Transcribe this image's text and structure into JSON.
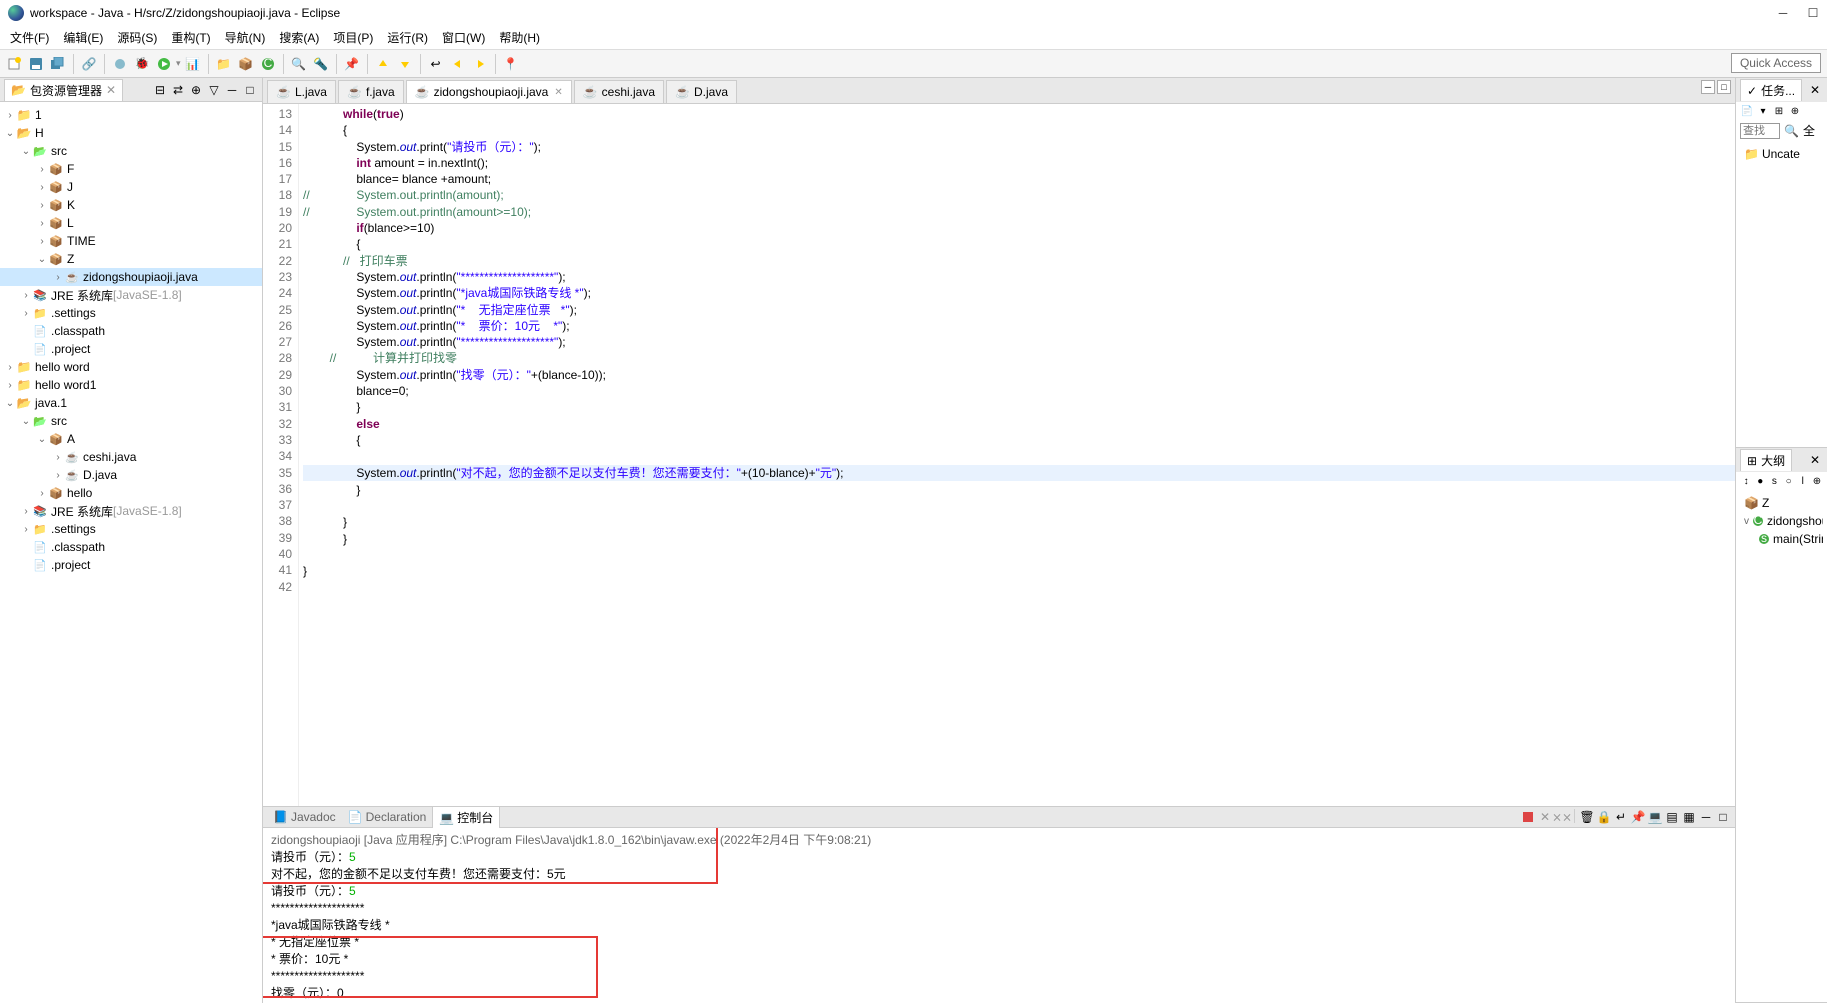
{
  "window": {
    "title": "workspace - Java - H/src/Z/zidongshoupiaoji.java - Eclipse"
  },
  "menus": [
    "文件(F)",
    "编辑(E)",
    "源码(S)",
    "重构(T)",
    "导航(N)",
    "搜索(A)",
    "项目(P)",
    "运行(R)",
    "窗口(W)",
    "帮助(H)"
  ],
  "quick_access": "Quick Access",
  "package_explorer": {
    "title": "包资源管理器",
    "tree": [
      {
        "d": 0,
        "tw": ">",
        "ic": "proj-closed",
        "label": "1"
      },
      {
        "d": 0,
        "tw": "v",
        "ic": "proj-open",
        "label": "H"
      },
      {
        "d": 1,
        "tw": "v",
        "ic": "srcf",
        "label": "src"
      },
      {
        "d": 2,
        "tw": ">",
        "ic": "pkg",
        "label": "F"
      },
      {
        "d": 2,
        "tw": ">",
        "ic": "pkg",
        "label": "J"
      },
      {
        "d": 2,
        "tw": ">",
        "ic": "pkg",
        "label": "K"
      },
      {
        "d": 2,
        "tw": ">",
        "ic": "pkg",
        "label": "L"
      },
      {
        "d": 2,
        "tw": ">",
        "ic": "pkg",
        "label": "TIME"
      },
      {
        "d": 2,
        "tw": "v",
        "ic": "pkg",
        "label": "Z"
      },
      {
        "d": 3,
        "tw": ">",
        "ic": "jfile",
        "label": "zidongshoupiaoji.java",
        "sel": true
      },
      {
        "d": 1,
        "tw": ">",
        "ic": "jar",
        "label": "JRE 系统库 ",
        "extra": "[JavaSE-1.8]"
      },
      {
        "d": 1,
        "tw": ">",
        "ic": "gfolder",
        "label": ".settings"
      },
      {
        "d": 1,
        "tw": "",
        "ic": "gfile",
        "label": ".classpath"
      },
      {
        "d": 1,
        "tw": "",
        "ic": "gfile",
        "label": ".project"
      },
      {
        "d": 0,
        "tw": ">",
        "ic": "proj-closed",
        "label": "hello word"
      },
      {
        "d": 0,
        "tw": ">",
        "ic": "proj-closed",
        "label": "hello word1"
      },
      {
        "d": 0,
        "tw": "v",
        "ic": "proj-open",
        "label": "java.1"
      },
      {
        "d": 1,
        "tw": "v",
        "ic": "srcf",
        "label": "src"
      },
      {
        "d": 2,
        "tw": "v",
        "ic": "pkg",
        "label": "A"
      },
      {
        "d": 3,
        "tw": ">",
        "ic": "jfile",
        "label": "ceshi.java"
      },
      {
        "d": 3,
        "tw": ">",
        "ic": "jfile",
        "label": "D.java"
      },
      {
        "d": 2,
        "tw": ">",
        "ic": "pkg",
        "label": "hello"
      },
      {
        "d": 1,
        "tw": ">",
        "ic": "jar",
        "label": "JRE 系统库 ",
        "extra": "[JavaSE-1.8]"
      },
      {
        "d": 1,
        "tw": ">",
        "ic": "gfolder",
        "label": ".settings"
      },
      {
        "d": 1,
        "tw": "",
        "ic": "gfile",
        "label": ".classpath"
      },
      {
        "d": 1,
        "tw": "",
        "ic": "gfile",
        "label": ".project"
      }
    ]
  },
  "editor_tabs": [
    {
      "label": "L.java",
      "active": false
    },
    {
      "label": "f.java",
      "active": false
    },
    {
      "label": "zidongshoupiaoji.java",
      "active": true
    },
    {
      "label": "ceshi.java",
      "active": false
    },
    {
      "label": "D.java",
      "active": false
    }
  ],
  "code": {
    "first_line": 13,
    "highlight_line": 35,
    "lines": [
      [
        {
          "t": "            "
        },
        {
          "t": "while",
          "c": "kw"
        },
        {
          "t": "("
        },
        {
          "t": "true",
          "c": "kw"
        },
        {
          "t": ")"
        }
      ],
      [
        {
          "t": "            {"
        }
      ],
      [
        {
          "t": "                System."
        },
        {
          "t": "out",
          "c": "fld"
        },
        {
          "t": ".print("
        },
        {
          "t": "\"请投币（元）：\"",
          "c": "str"
        },
        {
          "t": ");"
        }
      ],
      [
        {
          "t": "                "
        },
        {
          "t": "int",
          "c": "kw"
        },
        {
          "t": " amount = in.nextInt();"
        }
      ],
      [
        {
          "t": "                blance= blance +amount;"
        }
      ],
      [
        {
          "t": "//              System.out.println(amount);",
          "c": "cmt"
        }
      ],
      [
        {
          "t": "//              System.out.println(amount>=10);",
          "c": "cmt"
        }
      ],
      [
        {
          "t": "                "
        },
        {
          "t": "if",
          "c": "kw"
        },
        {
          "t": "(blance>=10)"
        }
      ],
      [
        {
          "t": "                {"
        }
      ],
      [
        {
          "t": "            //   打印车票",
          "c": "cmt"
        }
      ],
      [
        {
          "t": "                System."
        },
        {
          "t": "out",
          "c": "fld"
        },
        {
          "t": ".println("
        },
        {
          "t": "\"********************\"",
          "c": "str"
        },
        {
          "t": ");"
        }
      ],
      [
        {
          "t": "                System."
        },
        {
          "t": "out",
          "c": "fld"
        },
        {
          "t": ".println("
        },
        {
          "t": "\"*java城国际铁路专线 *\"",
          "c": "str"
        },
        {
          "t": ");"
        }
      ],
      [
        {
          "t": "                System."
        },
        {
          "t": "out",
          "c": "fld"
        },
        {
          "t": ".println("
        },
        {
          "t": "\"*    无指定座位票   *\"",
          "c": "str"
        },
        {
          "t": ");"
        }
      ],
      [
        {
          "t": "                System."
        },
        {
          "t": "out",
          "c": "fld"
        },
        {
          "t": ".println("
        },
        {
          "t": "\"*    票价：10元    *\"",
          "c": "str"
        },
        {
          "t": ");"
        }
      ],
      [
        {
          "t": "                System."
        },
        {
          "t": "out",
          "c": "fld"
        },
        {
          "t": ".println("
        },
        {
          "t": "\"********************\"",
          "c": "str"
        },
        {
          "t": ");"
        }
      ],
      [
        {
          "t": "        //           计算并打印找零",
          "c": "cmt"
        }
      ],
      [
        {
          "t": "                System."
        },
        {
          "t": "out",
          "c": "fld"
        },
        {
          "t": ".println("
        },
        {
          "t": "\"找零（元）：\"",
          "c": "str"
        },
        {
          "t": "+(blance-10));"
        }
      ],
      [
        {
          "t": "                blance=0;"
        }
      ],
      [
        {
          "t": "                }"
        }
      ],
      [
        {
          "t": "                "
        },
        {
          "t": "else",
          "c": "kw"
        }
      ],
      [
        {
          "t": "                {"
        }
      ],
      [
        {
          "t": ""
        }
      ],
      [
        {
          "t": "                System."
        },
        {
          "t": "out",
          "c": "fld"
        },
        {
          "t": ".println("
        },
        {
          "t": "\"对不起，您的金额不足以支付车费！您还需要支付：\"",
          "c": "str"
        },
        {
          "t": "+(10-blance)+"
        },
        {
          "t": "\"元\"",
          "c": "str"
        },
        {
          "t": ");"
        }
      ],
      [
        {
          "t": "                }"
        }
      ],
      [
        {
          "t": ""
        }
      ],
      [
        {
          "t": "            }"
        }
      ],
      [
        {
          "t": "            }"
        }
      ],
      [
        {
          "t": ""
        }
      ],
      [
        {
          "t": "}"
        }
      ],
      [
        {
          "t": ""
        }
      ]
    ]
  },
  "bottom_tabs": {
    "javadoc": "Javadoc",
    "declaration": "Declaration",
    "console": "控制台"
  },
  "console": {
    "header": "zidongshoupiaoji [Java 应用程序] C:\\Program Files\\Java\\jdk1.8.0_162\\bin\\javaw.exe  (2022年2月4日 下午9:08:21)",
    "lines": [
      {
        "pre": "请投币（元）：",
        "in": "5"
      },
      {
        "pre": "对不起，您的金额不足以支付车费！您还需要支付：5元"
      },
      {
        "pre": "请投币（元）：",
        "in": "5"
      },
      {
        "pre": "********************"
      },
      {
        "pre": "*java城国际铁路专线 *"
      },
      {
        "pre": "*    无指定座位票   *"
      },
      {
        "pre": "*    票价：10元    *"
      },
      {
        "pre": "********************"
      },
      {
        "pre": "找零（元）：0"
      }
    ]
  },
  "tasks": {
    "title": "任务...",
    "search": "查找",
    "all": "全",
    "uncat": "Uncate"
  },
  "outline": {
    "title": "大纲",
    "items": [
      {
        "label": "Z"
      },
      {
        "label": "zidongshoupia"
      },
      {
        "label": "main(String",
        "sub": true
      }
    ]
  }
}
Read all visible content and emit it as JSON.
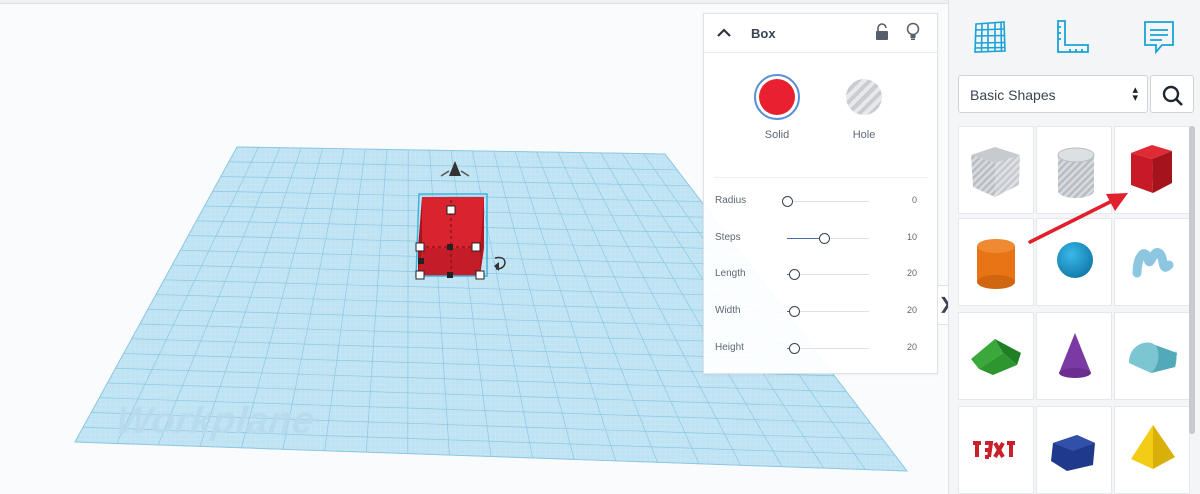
{
  "canvas": {
    "workplane_label": "Workplane"
  },
  "inspector": {
    "title": "Box",
    "modes": [
      {
        "label": "Solid",
        "selected": true,
        "color": "#e8202f"
      },
      {
        "label": "Hole",
        "selected": false
      }
    ],
    "params": [
      {
        "label": "Radius",
        "value": "0",
        "fraction": 0.0
      },
      {
        "label": "Steps",
        "value": "10",
        "fraction": 0.45
      },
      {
        "label": "Length",
        "value": "20",
        "fraction": 0.08
      },
      {
        "label": "Width",
        "value": "20",
        "fraction": 0.08
      },
      {
        "label": "Height",
        "value": "20",
        "fraction": 0.08
      }
    ]
  },
  "sidebar": {
    "tools": [
      "grid-icon",
      "ruler-icon",
      "notes-icon"
    ],
    "shape_library": {
      "selected": "Basic Shapes"
    },
    "shapes": [
      {
        "name": "box-hole"
      },
      {
        "name": "cylinder-hole"
      },
      {
        "name": "box"
      },
      {
        "name": "cylinder"
      },
      {
        "name": "sphere"
      },
      {
        "name": "scribble"
      },
      {
        "name": "roof"
      },
      {
        "name": "cone"
      },
      {
        "name": "round-roof"
      },
      {
        "name": "text"
      },
      {
        "name": "polygon"
      },
      {
        "name": "pyramid"
      }
    ]
  },
  "colors": {
    "accent": "#4a6fa5",
    "solid_red": "#e8202f",
    "workplane": "#a9d8ef",
    "annotation_arrow": "#e0212d"
  }
}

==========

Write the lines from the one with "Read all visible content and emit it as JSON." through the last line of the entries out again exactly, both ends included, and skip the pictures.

Read all visible content and emit it as JSON.
{
  "canvas": {
    "workplane_label": "Workplane"
  },
  "inspector": {
    "title": "Box",
    "modes": [
      {
        "label": "Solid",
        "selected": true,
        "color": "#e8202f"
      },
      {
        "label": "Hole",
        "selected": false
      }
    ],
    "params": [
      {
        "label": "Radius",
        "value": "0",
        "fraction": 0.0
      },
      {
        "label": "Steps",
        "value": "10",
        "fraction": 0.45
      },
      {
        "label": "Length",
        "value": "20",
        "fraction": 0.08
      },
      {
        "label": "Width",
        "value": "20",
        "fraction": 0.08
      },
      {
        "label": "Height",
        "value": "20",
        "fraction": 0.08
      }
    ]
  },
  "sidebar": {
    "tools": [
      "grid-icon",
      "ruler-icon",
      "notes-icon"
    ],
    "shape_library": {
      "selected": "Basic Shapes"
    },
    "shapes": [
      {
        "name": "box-hole"
      },
      {
        "name": "cylinder-hole"
      },
      {
        "name": "box"
      },
      {
        "name": "cylinder"
      },
      {
        "name": "sphere"
      },
      {
        "name": "scribble"
      },
      {
        "name": "roof"
      },
      {
        "name": "cone"
      },
      {
        "name": "round-roof"
      },
      {
        "name": "text"
      },
      {
        "name": "polygon"
      },
      {
        "name": "pyramid"
      }
    ]
  },
  "colors": {
    "accent": "#4a6fa5",
    "solid_red": "#e8202f",
    "workplane": "#a9d8ef",
    "annotation_arrow": "#e0212d"
  }
}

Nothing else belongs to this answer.